Pure by Julianna Baggott

Pure by Julianna Baggott is a post apocalyptic-come-dystopian gem. I headed into it blind and with no expectations and found myself immediately drawn into this well-crafted world. After a ‘detonation’ has left the earth a shadow of its former self, the residents still left standing—none of them (at least, those outside of ‘the dome’) intact—are left to fend for themselves in a new order of life. And said new order involves adhering to rules and regulations, teenagers being rounded up once they ‘come of age’, killing for sport, hunger and desperation, manipulation, and living in fear but also in hope.

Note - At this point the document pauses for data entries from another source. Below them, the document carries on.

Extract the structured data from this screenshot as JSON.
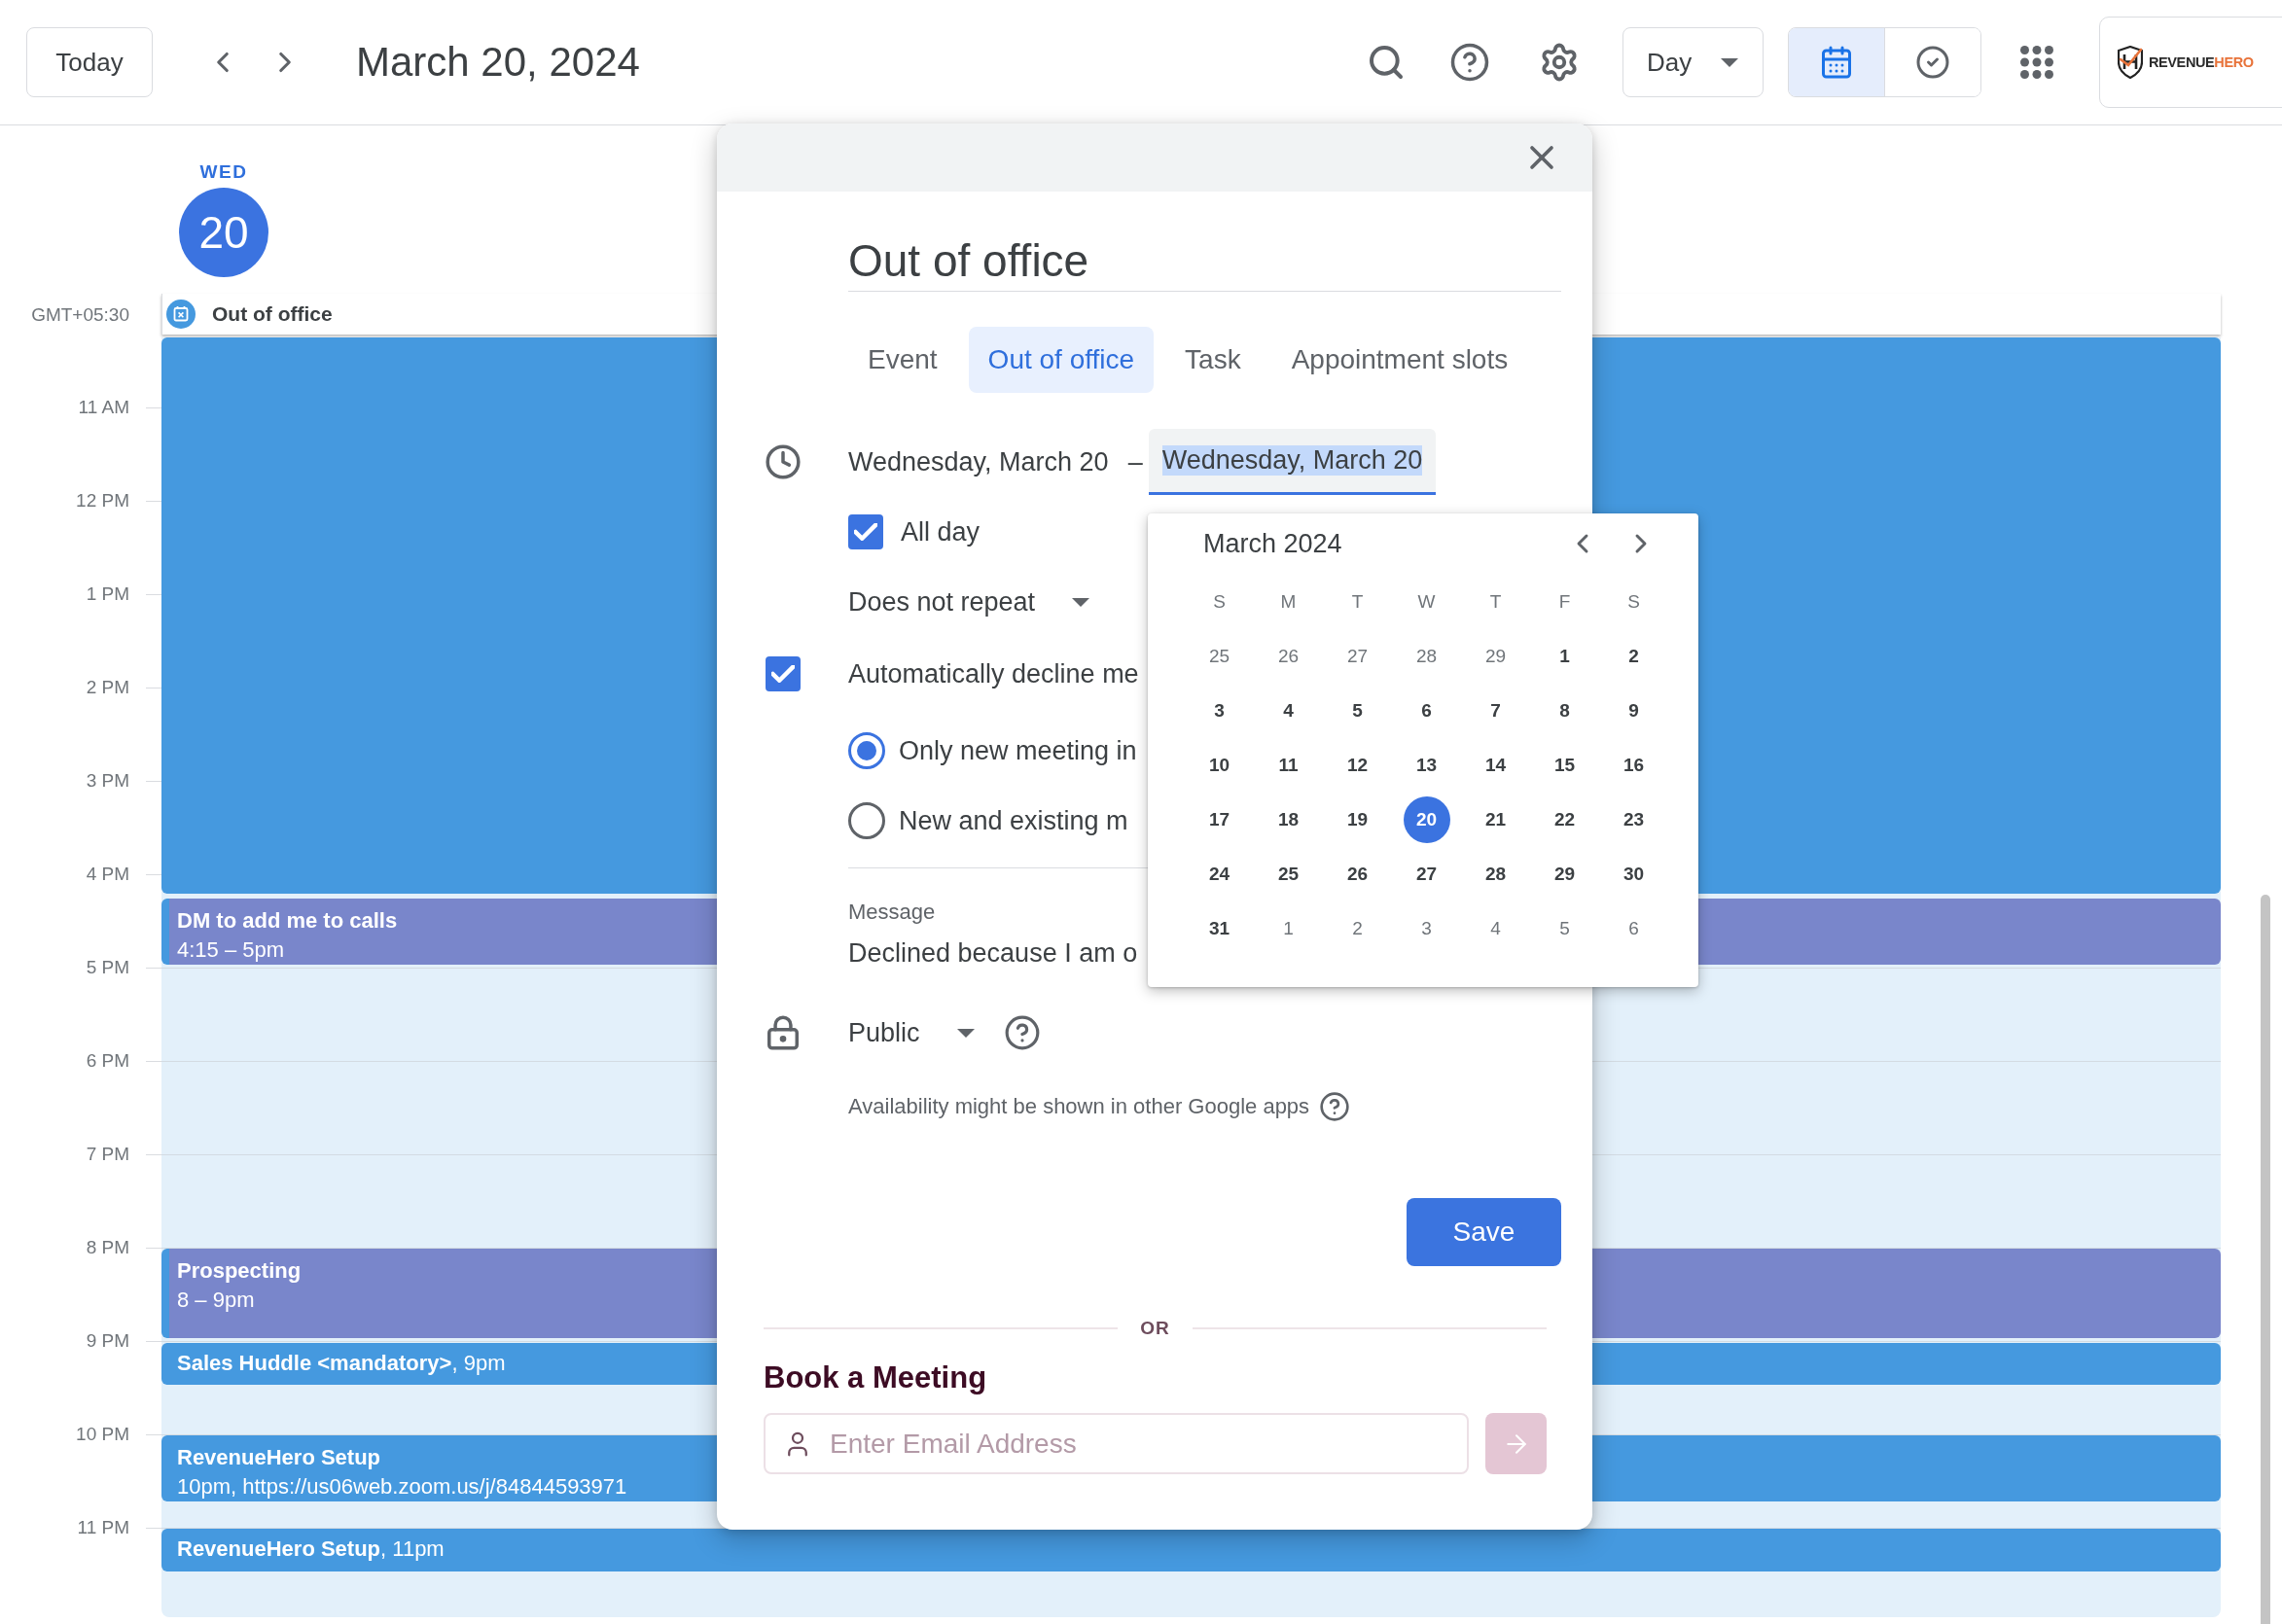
{
  "toolbar": {
    "today_button": "Today",
    "date_title": "March 20, 2024",
    "view_select": "Day",
    "view_toggle": [
      {
        "kind": "calendar",
        "selected": true
      },
      {
        "kind": "tasks",
        "selected": false
      }
    ],
    "logo": {
      "words": [
        {
          "text": "REVENUE",
          "color": "#2b2b2b"
        },
        {
          "text": "HERO",
          "color": "#e8733a"
        }
      ]
    }
  },
  "day_header": {
    "weekday": "WED",
    "date": "20",
    "today": true
  },
  "all_day": {
    "timezone": "GMT+05:30",
    "event": "Out of office"
  },
  "hours": [
    "11 AM",
    "12 PM",
    "1 PM",
    "2 PM",
    "3 PM",
    "4 PM",
    "5 PM",
    "6 PM",
    "7 PM",
    "8 PM",
    "9 PM",
    "10 PM",
    "11 PM"
  ],
  "events": [
    {
      "kind": "block",
      "color": "#4599df"
    },
    {
      "kind": "two_line",
      "title": "DM to add me to calls",
      "details": "4:15 – 5pm",
      "color": "#7986cb"
    },
    {
      "kind": "two_line",
      "title": "Prospecting",
      "details": "8 – 9pm",
      "color": "#7986cb"
    },
    {
      "kind": "one_line",
      "text": "**Sales Huddle <mandatory>**, 9pm",
      "color": "#4599df"
    },
    {
      "kind": "two_line",
      "title": "RevenueHero Setup",
      "details": "10pm, https://us06web.zoom.us/j/84844593971",
      "color": "#4599df"
    },
    {
      "kind": "one_line",
      "text": "**RevenueHero Setup**, 11pm",
      "color": "#4599df"
    }
  ],
  "dialog": {
    "title_field": "Out of office",
    "tabs": [
      {
        "label": "Event",
        "selected": false
      },
      {
        "label": "Out of office",
        "selected": true
      },
      {
        "label": "Task",
        "selected": false
      },
      {
        "label": "Appointment slots",
        "selected": false
      }
    ],
    "start_date": "Wednesday, March 20",
    "separator": "–",
    "end_date": {
      "value": "Wednesday, March 20",
      "focused": true
    },
    "all_day": {
      "label": "All day",
      "checked": true
    },
    "repeat": "Does not repeat",
    "auto_decline": {
      "label": "Automatically decline me",
      "checked": true
    },
    "decline_options": [
      {
        "label": "Only new meeting in",
        "selected": true
      },
      {
        "label": "New and existing m",
        "selected": false
      }
    ],
    "message": {
      "label": "Message",
      "value": "Declined because I am o"
    },
    "visibility": "Public",
    "availability_note": "Availability might be shown in other Google apps",
    "save_button": "Save",
    "divider_label": "OR",
    "booking": {
      "heading": "Book a Meeting",
      "email_placeholder": "Enter Email Address"
    }
  },
  "date_picker": {
    "title": "March 2024",
    "weekdays": [
      "S",
      "M",
      "T",
      "W",
      "T",
      "F",
      "S"
    ],
    "days": [
      {
        "label": "25",
        "in_month": false,
        "selected": false
      },
      {
        "label": "26",
        "in_month": false,
        "selected": false
      },
      {
        "label": "27",
        "in_month": false,
        "selected": false
      },
      {
        "label": "28",
        "in_month": false,
        "selected": false
      },
      {
        "label": "29",
        "in_month": false,
        "selected": false
      },
      {
        "label": "1",
        "in_month": true,
        "selected": false
      },
      {
        "label": "2",
        "in_month": true,
        "selected": false
      },
      {
        "label": "3",
        "in_month": true,
        "selected": false
      },
      {
        "label": "4",
        "in_month": true,
        "selected": false
      },
      {
        "label": "5",
        "in_month": true,
        "selected": false
      },
      {
        "label": "6",
        "in_month": true,
        "selected": false
      },
      {
        "label": "7",
        "in_month": true,
        "selected": false
      },
      {
        "label": "8",
        "in_month": true,
        "selected": false
      },
      {
        "label": "9",
        "in_month": true,
        "selected": false
      },
      {
        "label": "10",
        "in_month": true,
        "selected": false
      },
      {
        "label": "11",
        "in_month": true,
        "selected": false
      },
      {
        "label": "12",
        "in_month": true,
        "selected": false
      },
      {
        "label": "13",
        "in_month": true,
        "selected": false
      },
      {
        "label": "14",
        "in_month": true,
        "selected": false
      },
      {
        "label": "15",
        "in_month": true,
        "selected": false
      },
      {
        "label": "16",
        "in_month": true,
        "selected": false
      },
      {
        "label": "17",
        "in_month": true,
        "selected": false
      },
      {
        "label": "18",
        "in_month": true,
        "selected": false
      },
      {
        "label": "19",
        "in_month": true,
        "selected": false
      },
      {
        "label": "20",
        "in_month": true,
        "selected": true
      },
      {
        "label": "21",
        "in_month": true,
        "selected": false
      },
      {
        "label": "22",
        "in_month": true,
        "selected": false
      },
      {
        "label": "23",
        "in_month": true,
        "selected": false
      },
      {
        "label": "24",
        "in_month": true,
        "selected": false
      },
      {
        "label": "25",
        "in_month": true,
        "selected": false
      },
      {
        "label": "26",
        "in_month": true,
        "selected": false
      },
      {
        "label": "27",
        "in_month": true,
        "selected": false
      },
      {
        "label": "28",
        "in_month": true,
        "selected": false
      },
      {
        "label": "29",
        "in_month": true,
        "selected": false
      },
      {
        "label": "30",
        "in_month": true,
        "selected": false
      },
      {
        "label": "31",
        "in_month": true,
        "selected": false
      },
      {
        "label": "1",
        "in_month": false,
        "selected": false
      },
      {
        "label": "2",
        "in_month": false,
        "selected": false
      },
      {
        "label": "3",
        "in_month": false,
        "selected": false
      },
      {
        "label": "4",
        "in_month": false,
        "selected": false
      },
      {
        "label": "5",
        "in_month": false,
        "selected": false
      },
      {
        "label": "6",
        "in_month": false,
        "selected": false
      }
    ]
  }
}
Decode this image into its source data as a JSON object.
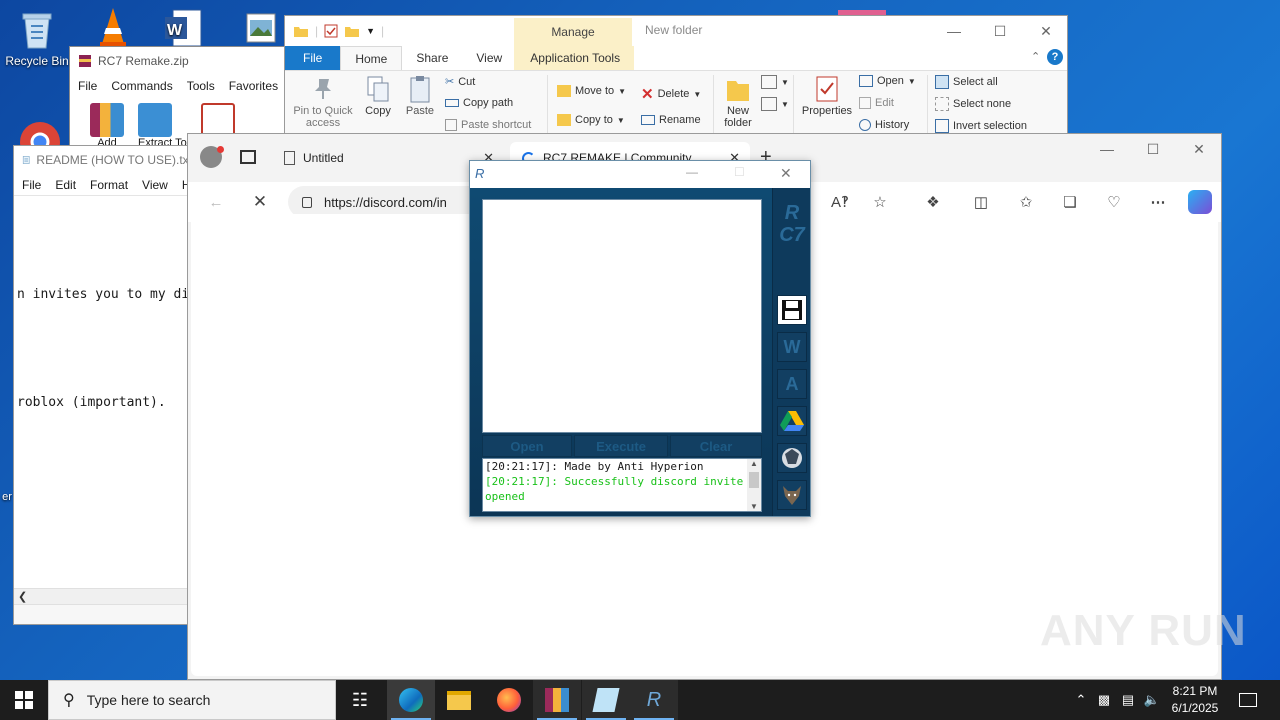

It ‘appears’ that the only ones who’re safe are those living within the dome—a structure created prior to the blast that ‘some more fortunate’ characters managed to reach in time to save themselves from the fallout. And of those existing outside of the dome? There isn’t a perfectly human specimen left amongst them. Some have merged with the earth, some with animals, some with inanimate objects. It’s a refreshing read indeed where pretty much every character, bar one, that the author wants the reader to fall in love with is scarred/deformed/mutated—even more so as, other than the references to their physical imperfections, those unnatural aspects of them are so much a part of the character that the reader 100% sees the character as a whole much more than concentrating on their irregularities. And I loved this. I loved that we’re given a bunch of folk who are disturbingly ‘messed up’, yet I still loved them, still found myself endeared or attracted to them, still found them (*cough* Bradwell *cough*) beautiful in my mind’s eye—and I definitely found them intriguing. It’s a great reminder that beauty comes from within, and within the pages of Pure, it’s also very well handled.


Oh, and those abovementioned mutations? They’re horrifying. Like, scary horrifying.


So enough about the characters, what about the world building? I can’t praise it enough. It’s well thought out, well woven, seriously well described, and not a moment passed within the book that I didn’t understand what the author was trying to plant in my head. Think Hunger Games level of world building and you’ve about hit the nail on the head for that in Pure.


And the plot itself? Well, I’m not actually going to delve into that other than to say it’s a goodie. Because there are (as stated above) manipulations and double crossing and family secrets and twists and turns, and whilst this isn’t a fast read by any means—what book with big world building ever is—I found the closer I got to the action, the faster I ploughed through the pages, and the closer I got to the end and the reveals, the more eager the pace became to keep nudging me along.


In short: great world building, great descriptions, great characterisations, great twists and turns, and I’m really looking forward to reading Fuse.


I would like to thank the publisher for providing me with a copy of this title in exchange for an honest review. This has in no way affected my opinion.